Switching Capacity

As you would expect from a modern data center switch this guy is fully redundant for key parts. The mid-plane is a CLOS architecture and today provides 360Gb per slot (and that is standard marketing math, counts both in and out.) It will support up to 720Gb with future fabrics. It has a total of 6.6Tb per second today and the architecture can double to 13.3Tb down the road. It can have 128 non-blocking 10Gb ports and 512 if your ok with 4:1 oversubscription. The buffers are pretty good too at 256Mb per non-blocking port vs ingress: 92 Mb / egress: 80 Mb on the Nexus. It also is ready for 40Gb/100Gb but I don’t have the specs on that.

Another key feature of this line is the Intelligent Resilient Framework. This sounds very familiar to Junipers virtual chassis. I have read up it some more but can not speak to it with the proper knowledge so this section is going to limited. These technologies (VSS, IRF, stacking, virtual chassis, etc) provide a great benefit in eliminating spanning tree and doubling the links bandwidth. However if you do some searching you will run into some horror stories on failures with these technologies. I would be very cautious with this if I was deploying it. I have deployed a number stackwise, VSS and VBS rings in our data centers because I have not had many issues and the increased bandwidth with the elimination of spanning tree is well worth it for me. For you, proceed with caution.

What Next?

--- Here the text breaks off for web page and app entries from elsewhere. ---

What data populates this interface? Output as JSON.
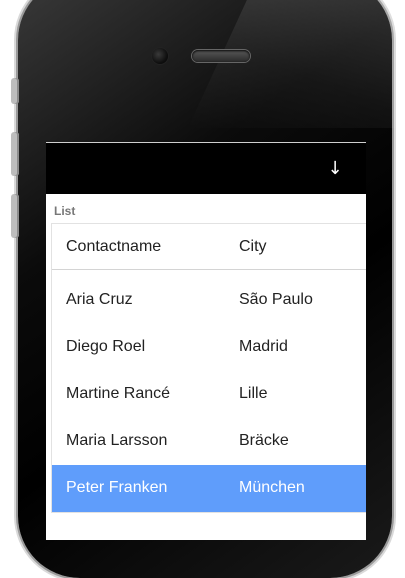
{
  "screen": {
    "topbar": {
      "action_icon": "down-arrow-icon",
      "action_glyph": "↓"
    },
    "list": {
      "label": "List",
      "columns": [
        "Contactname",
        "City"
      ],
      "rows": [
        {
          "name": "Aria Cruz",
          "city": "São Paulo",
          "selected": false
        },
        {
          "name": "Diego Roel",
          "city": "Madrid",
          "selected": false
        },
        {
          "name": "Martine Rancé",
          "city": "Lille",
          "selected": false
        },
        {
          "name": "Maria Larsson",
          "city": "Bräcke",
          "selected": false
        },
        {
          "name": "Peter Franken",
          "city": "München",
          "selected": true
        }
      ],
      "selected_color": "#5f9dfb"
    }
  }
}
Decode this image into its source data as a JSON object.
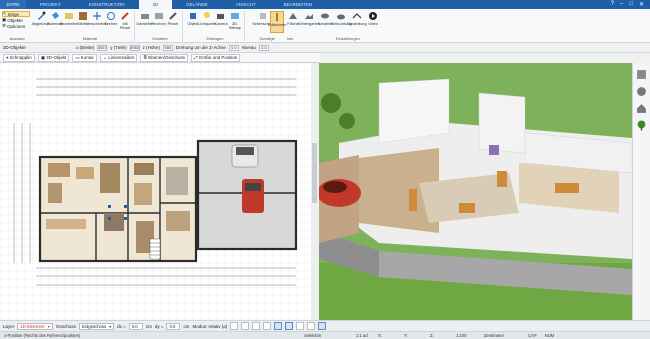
{
  "titlebar": {
    "file_tab": "DATEI",
    "tabs": [
      "PROJEKT",
      "KONSTRUKTION",
      "3D",
      "GELÄNDE",
      "ANSICHT",
      "BEARBEITEN"
    ],
    "active_tab": "3D"
  },
  "ribbon": {
    "left": {
      "select_label": "Zeige",
      "objects_label": "Objekte",
      "options_label": "Optionen"
    },
    "buttons": [
      "Abgleichen",
      "Zuweisen",
      "Bearbeiten",
      "Stellen",
      "Verschieben",
      "Drehen",
      "Mit Pinsel",
      "Darstellen",
      "Rechnen",
      "Pinsel",
      "Objekt",
      "Lichtquelle",
      "Kamera",
      "3D-Bitmap",
      "Seitenschnitt",
      "Kollisionen",
      "Fläche",
      "Wintergarten",
      "Schatten",
      "Beleuchtung",
      "Darstellung",
      "Video"
    ],
    "active_button": "Kollisionen",
    "groups": [
      "Auswahl",
      "Material",
      "Schatten",
      "Eintragen",
      "Sonstige",
      "Info",
      "Einstellungen"
    ]
  },
  "propbar": {
    "label": "3D-Objekte",
    "x_label": "x (Breite)",
    "x_value": "3057",
    "y_label": "y (Tiefe)",
    "y_value": "3983",
    "z_label": "z (Höhe)",
    "z_value": "980",
    "rotate_label": "Drehung um die Z-Achse",
    "rotate_value": "0.0",
    "level_label": "Niveau",
    "level_value": "0.0"
  },
  "toolrow": {
    "items": [
      "Schnapplin",
      "3D-Objekt",
      "Kontur",
      "Linienmaßen",
      "Ebenen/Geschoss",
      "Größe und Position"
    ]
  },
  "layerbar": {
    "layer_label": "Layer",
    "layer_value": "2D-Elemente",
    "floor_label": "Geschoss",
    "floor_value": "Erdgeschoss",
    "dx_label": "dx =",
    "dx_value": "0.0",
    "dx_unit": "cm",
    "dy_label": "dy =",
    "dy_value": "0.0",
    "dy_unit": "cm",
    "relative_label": "Modus: relativ (a)"
  },
  "statusbar": {
    "hint": "x-Position (Rechts des Referenzpunktes)",
    "selection": "Selektion",
    "ratio": "1:1 ad",
    "x_field": "X:",
    "y_field": "Y:",
    "z_field": "Z:",
    "scale": "1:100",
    "unit": "Zentimeter",
    "caps": "CAP",
    "num": "NUM"
  },
  "colors": {
    "title_blue": "#1e5fa8",
    "accent_orange": "#f5d79a",
    "wall_dark": "#2b2b2b",
    "grass": "#7ab04a",
    "sky": "#9fc3e5"
  }
}
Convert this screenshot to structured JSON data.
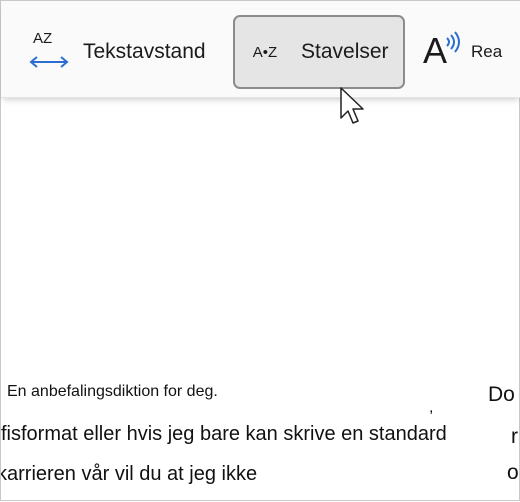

HP has come a long with in the data center switch market with the acquisition of 3Com and has a good vision for what data centers should look like. After really looking into this line of I switches I feel if your looking at large data center projects you need to at least talk to HP about these. After all if your going to consider Cisco for your servers with UCS I think it is fair to look at HP for your networking.

Dell’s alternative to container based DC’s
Pretty cool alternative to standard shipping containers.

Packet Pushers podcast
Very high quality podcast from some senior level networking guys. Well worth your time to listen to each week. Also has shorter “runt” episodes at random times.

802.1Qbg and 802.1Qbh
May want to read up on these. Very possibly could be what your deploying in your data center sooner then you think. Will be interesting to see how these and what Cisco is doing will play out over the next year with the virtualization of the data center. VEPA, TRILL and FabricPath; get to know these terms.